Data records for software interfaces:
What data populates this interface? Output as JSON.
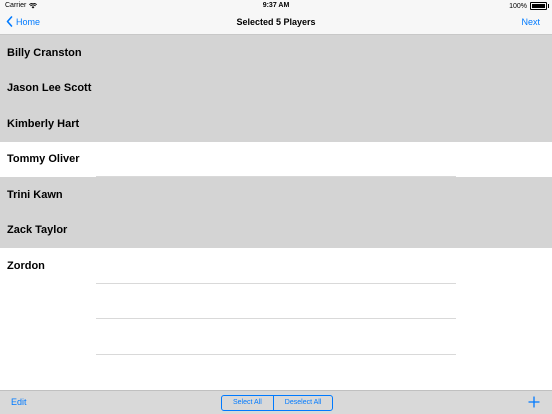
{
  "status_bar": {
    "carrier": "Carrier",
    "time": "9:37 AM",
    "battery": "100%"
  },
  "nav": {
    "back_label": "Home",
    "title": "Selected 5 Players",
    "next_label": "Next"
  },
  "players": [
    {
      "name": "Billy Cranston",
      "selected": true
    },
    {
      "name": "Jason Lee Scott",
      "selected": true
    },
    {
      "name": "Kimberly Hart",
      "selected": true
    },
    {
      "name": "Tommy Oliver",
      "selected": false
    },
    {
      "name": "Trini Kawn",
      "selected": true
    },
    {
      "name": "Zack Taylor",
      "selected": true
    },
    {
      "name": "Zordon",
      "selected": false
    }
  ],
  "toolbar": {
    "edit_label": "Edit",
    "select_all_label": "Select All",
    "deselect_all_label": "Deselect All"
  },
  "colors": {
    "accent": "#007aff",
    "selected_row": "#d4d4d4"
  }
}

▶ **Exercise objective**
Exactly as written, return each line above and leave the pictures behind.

▶ **Solution for this task**
What data populates this interface? Output as JSON.
{
  "status_bar": {
    "carrier": "Carrier",
    "time": "9:37 AM",
    "battery": "100%"
  },
  "nav": {
    "back_label": "Home",
    "title": "Selected 5 Players",
    "next_label": "Next"
  },
  "players": [
    {
      "name": "Billy Cranston",
      "selected": true
    },
    {
      "name": "Jason Lee Scott",
      "selected": true
    },
    {
      "name": "Kimberly Hart",
      "selected": true
    },
    {
      "name": "Tommy Oliver",
      "selected": false
    },
    {
      "name": "Trini Kawn",
      "selected": true
    },
    {
      "name": "Zack Taylor",
      "selected": true
    },
    {
      "name": "Zordon",
      "selected": false
    }
  ],
  "toolbar": {
    "edit_label": "Edit",
    "select_all_label": "Select All",
    "deselect_all_label": "Deselect All"
  },
  "colors": {
    "accent": "#007aff",
    "selected_row": "#d4d4d4"
  }
}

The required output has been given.